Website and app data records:
◇ ◇ ◇ ◇ ◇ ◇ ◇

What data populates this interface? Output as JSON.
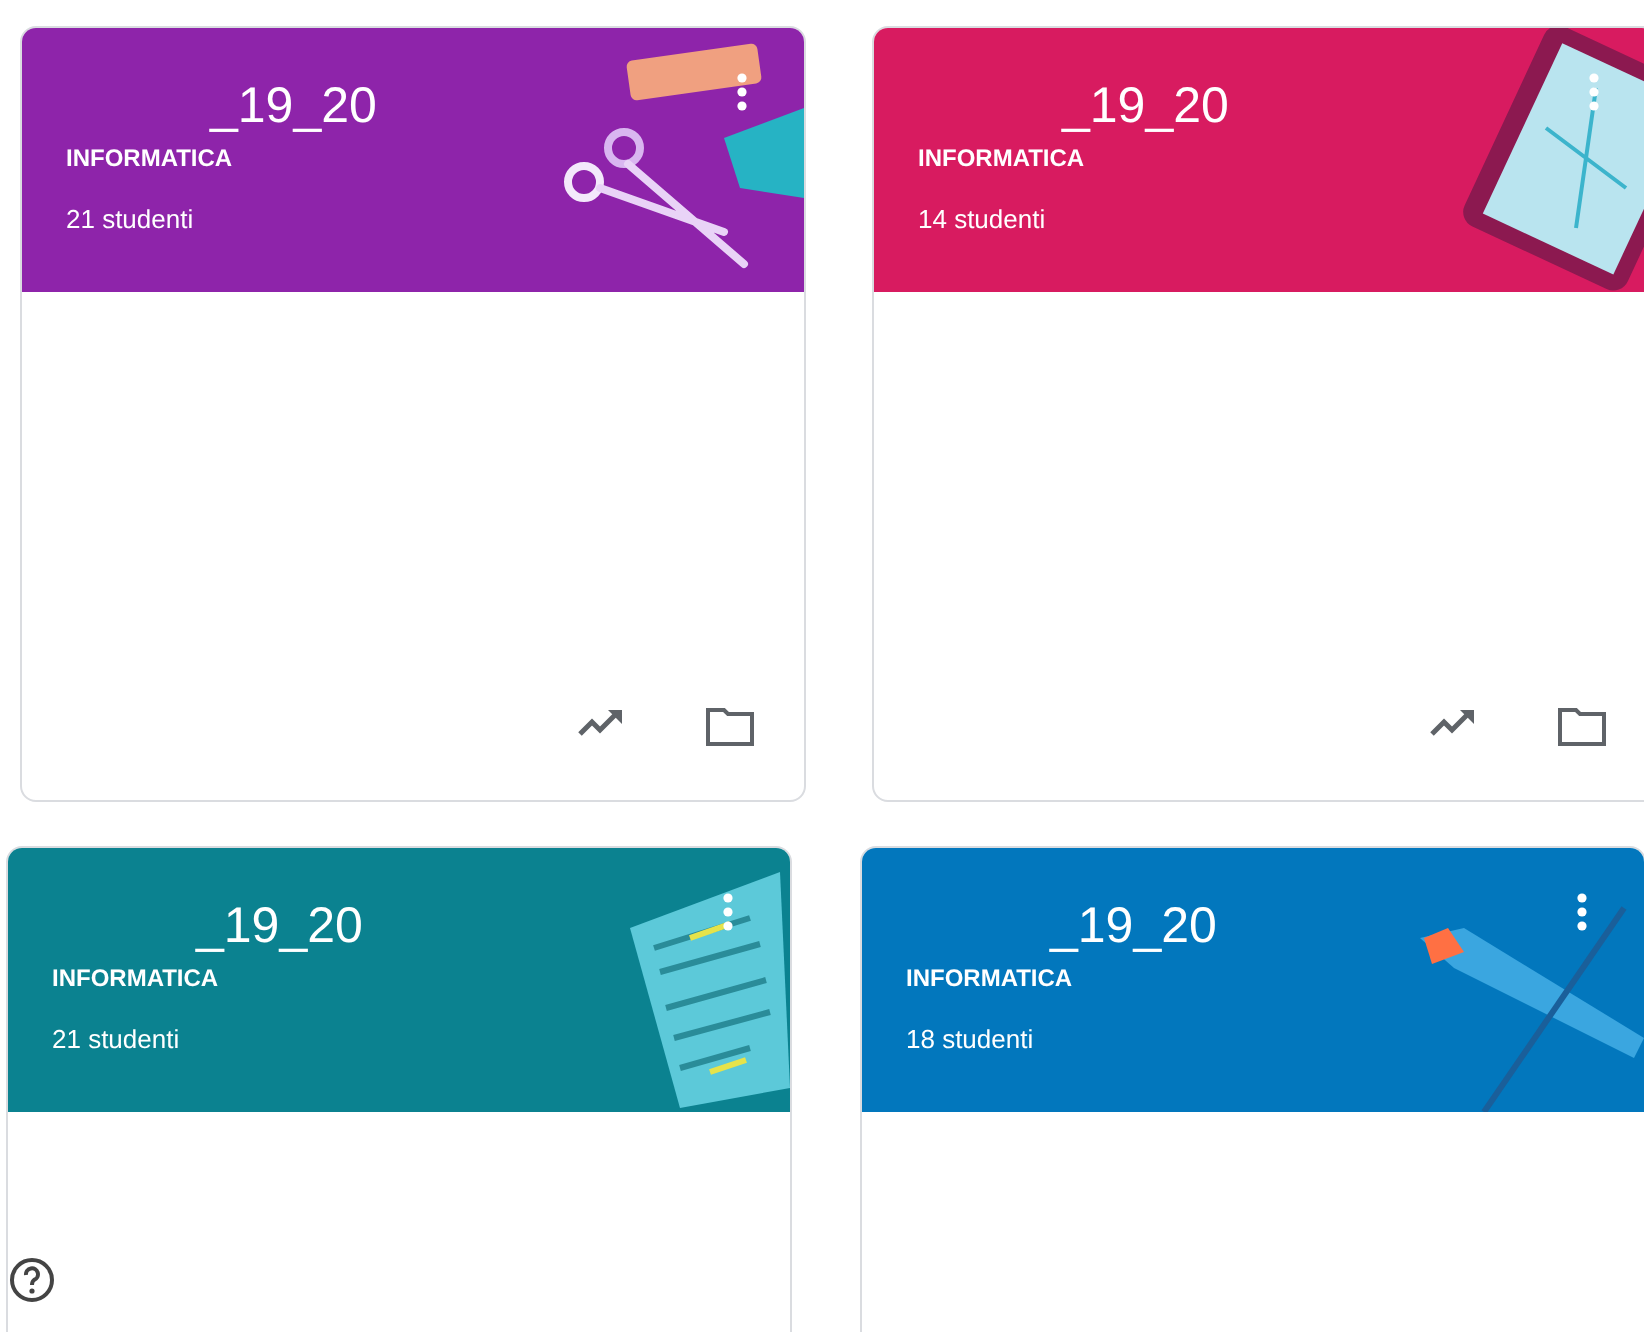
{
  "rows": [
    {
      "cards": [
        {
          "title": "_19_20",
          "section": "INFORMATICA",
          "students": "21 studenti",
          "color": "#8e24aa",
          "kind": "scissors"
        },
        {
          "title": "_19_20",
          "section": "INFORMATICA",
          "students": "14 studenti",
          "color": "#d81b60",
          "kind": "tablet"
        }
      ]
    },
    {
      "cards": [
        {
          "title": "_19_20",
          "section": "INFORMATICA",
          "students": "21 studenti",
          "color": "#0b8290",
          "kind": "paper"
        },
        {
          "title": "_19_20",
          "section": "INFORMATICA",
          "students": "18 studenti",
          "color": "#0277bd",
          "kind": "tools"
        }
      ]
    }
  ]
}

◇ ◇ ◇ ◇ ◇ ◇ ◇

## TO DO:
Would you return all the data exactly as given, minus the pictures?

## FINISHED EXERCISE:
What data populates this interface? Output as JSON.
{
  "rows": [
    {
      "cards": [
        {
          "title": "_19_20",
          "section": "INFORMATICA",
          "students": "21 studenti",
          "color": "#8e24aa",
          "kind": "scissors"
        },
        {
          "title": "_19_20",
          "section": "INFORMATICA",
          "students": "14 studenti",
          "color": "#d81b60",
          "kind": "tablet"
        }
      ]
    },
    {
      "cards": [
        {
          "title": "_19_20",
          "section": "INFORMATICA",
          "students": "21 studenti",
          "color": "#0b8290",
          "kind": "paper"
        },
        {
          "title": "_19_20",
          "section": "INFORMATICA",
          "students": "18 studenti",
          "color": "#0277bd",
          "kind": "tools"
        }
      ]
    }
  ]
}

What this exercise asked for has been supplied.